Yet another futuristic idea that sounds too good to be true, except that it’s already been in action for some years. For instance, the Miami-Diade Police Department has been employing this technology since 2013. Their crime analytics program, codenamed Blue PALMS, has helped massively in reducing crime and incidents of recidivism by helping identify culprits in numerous cold cases.
When it comes to keeping citizens safe, data isn’t just used by law enforcement agencies in order to catch criminals or to solve cases. It’s also being used in helping correct police procedures and make them more effective, while also cutting down on wrongful arrests.
One great example of use case was made apparent during the Stop-and-Frisk controversy that the New York Police Department got embroiled in. Here, the amount of stop-and-frisk incidents that NYPD officers initiated during the years 2002 to 2013 was analyzed. Through the analysis, it was discovered that almost 9 out of every 10 people who were stopped and frisked down for weapons and contraband were found to be innocent. More than that, 9 out of 10 people who were stopped and frisked were of non-Caucasian lineage.
This led to the stop-and-frisk policies of the NYPD being revamped altogether, with the amount of stops made drastically being reduced from 685,724 in 2011 to a mere 46,235 in 2014. The analysis and the resulting insights gleaned from it helped the police department curb its overzealousness while also promoting a better sense of personal accountability among its officers.
Training police officers in identifying vulnerable individuals of society
Finally, data is also being used to help train police officers in being able to better identify and interact with the vulnerable individuals in their districts, such as juveniles and youths that have been exposed to or have become victims of community and domestic violence. The US federal government recognized as early as 2013 that such individuals require urgent and immediate rehabilitation in order to prevent them from becoming actual criminals later in life.
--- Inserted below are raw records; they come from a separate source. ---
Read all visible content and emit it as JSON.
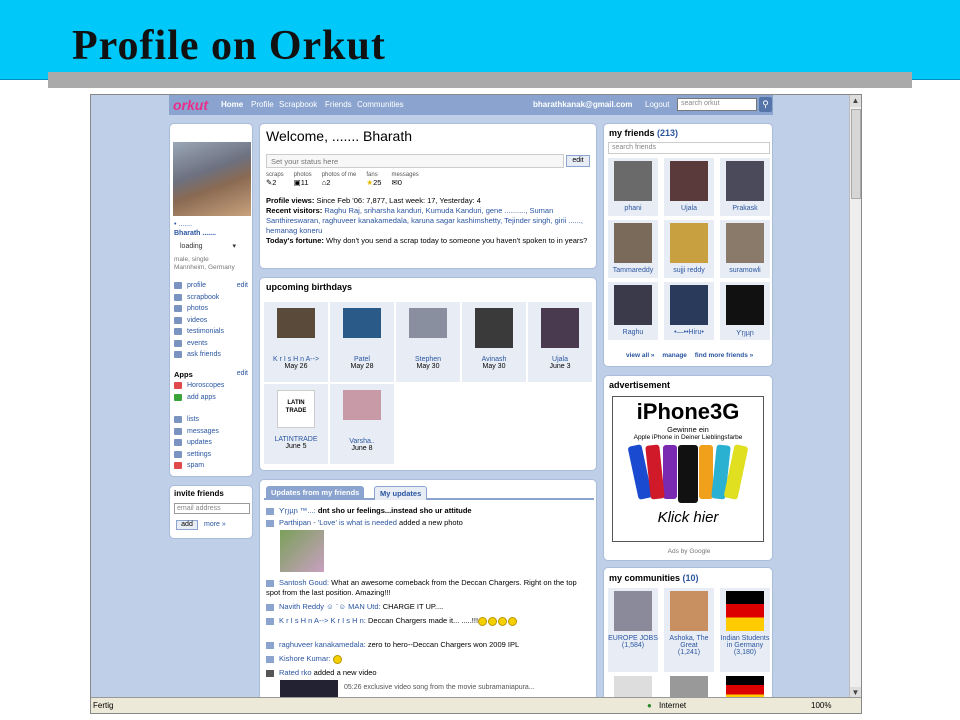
{
  "slide": {
    "title": "Profile on Orkut"
  },
  "topbar": {
    "logo": "orkut",
    "nav": [
      "Home",
      "Profile",
      "Scrapbook",
      "Friends",
      "Communities"
    ],
    "email": "bharathkanak@gmail.com",
    "logout": "Logout",
    "search_placeholder": "search orkut"
  },
  "left": {
    "name_line1": "• .......",
    "name_line2": "Bharath .......",
    "status_select": "loading",
    "info1": "male, single",
    "info2": "Mannheim, Germany",
    "menu": [
      "profile",
      "scrapbook",
      "photos",
      "videos",
      "testimonials",
      "events",
      "ask friends"
    ],
    "edit": "edit",
    "apps_title": "Apps",
    "apps_edit": "edit",
    "apps": [
      "Horoscopes",
      "add apps"
    ],
    "menu2": [
      "lists",
      "messages",
      "updates",
      "settings",
      "spam"
    ],
    "invite_title": "invite friends",
    "invite_placeholder": "email address",
    "invite_add": "add",
    "invite_more": "more »"
  },
  "welcome": {
    "title": "Welcome, ....... Bharath",
    "status_placeholder": "Set your status here",
    "status_edit": "edit",
    "stats": [
      {
        "label": "scraps",
        "value": "2"
      },
      {
        "label": "photos",
        "value": "11"
      },
      {
        "label": "photos of me",
        "value": "2"
      },
      {
        "label": "fans",
        "value": "25"
      },
      {
        "label": "messages",
        "value": "0"
      }
    ],
    "views_label": "Profile views:",
    "views_text": "Since Feb '06: 7,877, Last week: 17, Yesterday: 4",
    "visitors_label": "Recent visitors:",
    "visitors_text": "Raghu Raj, sriharsha kanduri, Kumuda Kanduri, gene .........., Suman Santhireswaran, raghuveer kanakamedala, karuna sagar kashimshetty, Tejinder singh, girii ......, hemanag koneru",
    "fortune_label": "Today's fortune:",
    "fortune_text": "Why don't you send a scrap today to someone you haven't spoken to in years?"
  },
  "birthdays": {
    "title": "upcoming birthdays",
    "items": [
      {
        "name": "K r I s H n A-->",
        "date": "May 26"
      },
      {
        "name": "Patel",
        "date": "May 28"
      },
      {
        "name": "Stephen",
        "date": "May 30"
      },
      {
        "name": "Avinash",
        "date": "May 30"
      },
      {
        "name": "Ujala",
        "date": "June 3"
      },
      {
        "name": "LATINTRADE",
        "date": "June 5"
      },
      {
        "name": "Varsha..",
        "date": "June 8"
      }
    ],
    "latin_logo": "LATIN TRADE"
  },
  "updates": {
    "tab1": "Updates from my friends",
    "tab2": "My updates",
    "items": [
      {
        "who": "Ƴŗյµɲ ™...:",
        "text": "dnt sho ur feelings...instead sho ur attitude"
      },
      {
        "who": "Parthipan - 'Love' is what is needed",
        "text": "added a new photo"
      },
      {
        "who": "Santosh Goud:",
        "text": "What an awesome comeback from the Deccan Chargers. Right on the top spot from the last position. Amazing!!!"
      },
      {
        "who": "Navith Reddy ☺ ¨☺ MAN Utd:",
        "text": "CHARGE IT UP...."
      },
      {
        "who": "K r I s H n A--> K r I s H n:",
        "text": "Deccan Chargers made it...  .....!!!"
      },
      {
        "who": "raghuveer kanakamedala:",
        "text": "zero to hero--Deccan Chargers won 2009 IPL"
      },
      {
        "who": "Kishore Kumar:",
        "text": ""
      },
      {
        "who": "Rated rko",
        "text": "added a new video"
      }
    ],
    "video_caption": "05:26 exclusive video song from the movie subramaniapura..."
  },
  "friends": {
    "title": "my friends",
    "count": "(213)",
    "search_placeholder": "search friends",
    "items": [
      "phani",
      "Ujala",
      "Prakask",
      "Tammareddy",
      "sujji reddy",
      "suramowli",
      "Raghu",
      "•—••Hiru•",
      "Ƴŗյµɲ"
    ],
    "view_all": "view all »",
    "manage": "manage",
    "find_more": "find more friends »"
  },
  "ad": {
    "title": "advertisement",
    "headline": "iPhone3G",
    "line1": "Gewinne ein",
    "line2": "Apple iPhone in Deiner Lieblingsfarbe",
    "cta": "Klick hier",
    "by": "Ads by Google"
  },
  "communities": {
    "title": "my communities",
    "count": "(10)",
    "items": [
      {
        "name": "EUROPE JOBS",
        "count": "(1,584)"
      },
      {
        "name": "Ashoka, The Great",
        "count": "(1,241)"
      },
      {
        "name": "Indian Students in Germany",
        "count": "(3,180)"
      }
    ]
  },
  "status": {
    "left": "Fertig",
    "zone": "Internet",
    "zoom": "100%"
  },
  "colors": {
    "slide_bg": "#00c8f8",
    "orkut_blue": "#8aa4cf",
    "link": "#2a55a0",
    "orkut_pink": "#e8308a"
  }
}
As such, the government has since invested in the improvement of data collection systems to allow for more details to be captured when it pertains to reported crimes, victims, and the social context of the crimes—especially if they involves young individuals as victims, offenders, or bystanders. By having all of these information on hand, the federal government hopes to be able to train police officers to identify these young individuals in advance and treat them differently from common criminals.
One particular law enforcement agency where this is already being applied is in the Scottsdale Police Department in Arizona, where data pertaining to juveniles has helped in them being able to deal with youth in their communities. The insights provided by data analytics allowed them to create and implement a pre-arrest and court record diversion program, allowing vulnerable youth to be rescued instead of apprehended. They are then rehabilitated and released without any marks on their public records, allowing them to move on to become productive adults without having the stigma of their past mistakes haunt them.
Data: an important element in keeping the public safe
We’ve all heard about how data is being used in many companies and industries to help drive productivity and profitability. While there’s nothing inherently wrong with that, the above-listed case studies of data usage by law enforcement agencies illustrate that data can also be used for the betterment of society, specifically in protecting the public’s safety. We can only imagine just what other major roles data analytics will play in the future.